EJToday is SEJ's selection of new and outstanding stories on environmental topics in print and on the air, updated every weekday. SEJ also offers a free e-mailed digest of the day's EJToday postings, called SEJ-beat. SEJ members are subscribed automatically, but may opt out here. Non-members may subscribe here. EJToday is also available via RSS feed. Please see Editorial Guidelines for EJToday content.
"CHARLESTON, W.Va. -- Appalachian residents support strengthening Clean Water Act restrictions on mountaintop removal and would punish at the ballot box public officials who work to weaken strip-mining regulations, according to a new poll released Tuesday."
"The Obama administration on Thursday will pump $100 million into a little-known program that is going a long way toward redefining Everglades restoration.
The money won’t go to build reservoirs. It will go to ranchers.
"CHARLESTON, W.Va. -- West Virginia regulators should examine whether hundreds of additional abandoned coal mine sites need new water pollution treatment under a legal settlement announced last week, a member of a Department of Environmental Protection advisory committee said Wednesday.
Mining engineer John Morgan urged the Special Reclamation Fund Advisory Council to look into the matter in the wake of a deal between DEP and the West Virginia Highlands Conservancy to set pollution discharge limits at certain abandoned sites.
"Volcano Lake, Calif. -- The news is distressing: A cratering real estate market, tight-fisted banks unwilling to make loans and no appetite among elected officials to let go of a dime. So why are conservationists smiling?"
Western Wisconsin is in the middle of a sand rush -- as companies mine the silica used in hydraulic fracturing (fracking) to produce natural gas. The mining operations have stirred concerns about effects on land and groundwater and health impacts on nearby residents.
"The federal government and the West Virginia Coal Association want a judge to dismiss a lawsuit aimed at protecting Logan County’s Blair Mountain from surface mining and returning it to the National Register of Historic Places."

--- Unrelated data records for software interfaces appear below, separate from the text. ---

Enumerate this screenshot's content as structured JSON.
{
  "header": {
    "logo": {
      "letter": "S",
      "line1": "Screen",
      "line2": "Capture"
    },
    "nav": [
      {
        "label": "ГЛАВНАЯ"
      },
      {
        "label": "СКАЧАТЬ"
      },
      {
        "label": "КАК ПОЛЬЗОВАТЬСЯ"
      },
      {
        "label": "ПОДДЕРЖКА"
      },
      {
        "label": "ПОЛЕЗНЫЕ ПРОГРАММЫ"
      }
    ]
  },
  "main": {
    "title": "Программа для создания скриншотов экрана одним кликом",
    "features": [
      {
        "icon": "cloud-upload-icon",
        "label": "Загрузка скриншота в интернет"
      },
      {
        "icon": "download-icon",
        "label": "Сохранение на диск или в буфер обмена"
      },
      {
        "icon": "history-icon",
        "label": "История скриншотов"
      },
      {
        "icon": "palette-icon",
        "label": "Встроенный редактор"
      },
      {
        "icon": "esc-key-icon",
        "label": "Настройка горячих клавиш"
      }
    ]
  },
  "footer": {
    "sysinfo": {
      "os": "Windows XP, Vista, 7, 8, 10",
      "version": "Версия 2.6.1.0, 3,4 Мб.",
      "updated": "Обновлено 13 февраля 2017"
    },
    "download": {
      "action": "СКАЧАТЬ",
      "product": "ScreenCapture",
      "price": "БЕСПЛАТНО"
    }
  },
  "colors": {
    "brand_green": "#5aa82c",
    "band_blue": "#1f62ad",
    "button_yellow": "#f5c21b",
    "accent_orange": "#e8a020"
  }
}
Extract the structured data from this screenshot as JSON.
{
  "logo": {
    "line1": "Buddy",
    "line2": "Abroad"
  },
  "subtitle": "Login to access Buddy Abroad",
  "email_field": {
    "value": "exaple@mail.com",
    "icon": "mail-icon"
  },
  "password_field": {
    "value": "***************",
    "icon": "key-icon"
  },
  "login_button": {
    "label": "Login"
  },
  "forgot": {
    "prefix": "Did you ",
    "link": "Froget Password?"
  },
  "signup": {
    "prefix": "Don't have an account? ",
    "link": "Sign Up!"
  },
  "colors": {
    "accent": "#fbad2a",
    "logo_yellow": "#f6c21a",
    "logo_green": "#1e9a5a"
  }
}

"The Obama administration [Tuesday] roundly denounced a proposal by Republican lawmakers that would release several million acres of protected public lands into local management plans, potentially opening them to timber harvests, oil and gas development, motorized recreation and other uses."
"The National Park Service is proposing a rule that would allow American Indian tribes to remove plants and minerals from national parks for traditional uses, a break from a Reagan-era policy that barred such activities, according to a draft obtained by Greenwire."
"Poverty in Appalachia is concentrated in the communities around mountaintop removal mines, and people living in those areas suffer greater risk of early deaths, according to a new scientific paper by a West Virginia University researcher."
"Despite strong pressure from the coal industry and its political allies, the Obama administration on Thursday finalized new guidance aimed at reducing the environmental and public health impacts of mountaintop removal mining in Appalachia."
"The Fish and Wildlife Service has been flooded with public comments over a proposed management plan for the second-largest national wildlife refuge in the lower 48 states, including an 8,000-acre net decrease in potential wilderness area and significant changes in how livestock are managed."
"China on Thursday issued a second batch of quotas for exports of rare earths this year -- virtually making up for previous cuts -- after its commerce minister met with his EU counterpart to discuss this and other thorny issues between the two trading partners."
"Phosphate has been essential to feeding the world since the Green Revolution, but its excessive use as a fertilizer has led to widespread pollution and eutrophication. Now, many of the world’s remaining reserves are starting to be depleted."
"Minnesota state parks closed at night since the government shutdown last week have reported numerous incidents of break-ins, vandalism burglary and graffiti, a state enforcement officer said on Wednesday."
"Vast deposits of rare earth minerals have been discovered on the seabed of the Pacific Ocean amounting to 1,000 times those on land, media reported on Monday citing a study by Japanese researchers."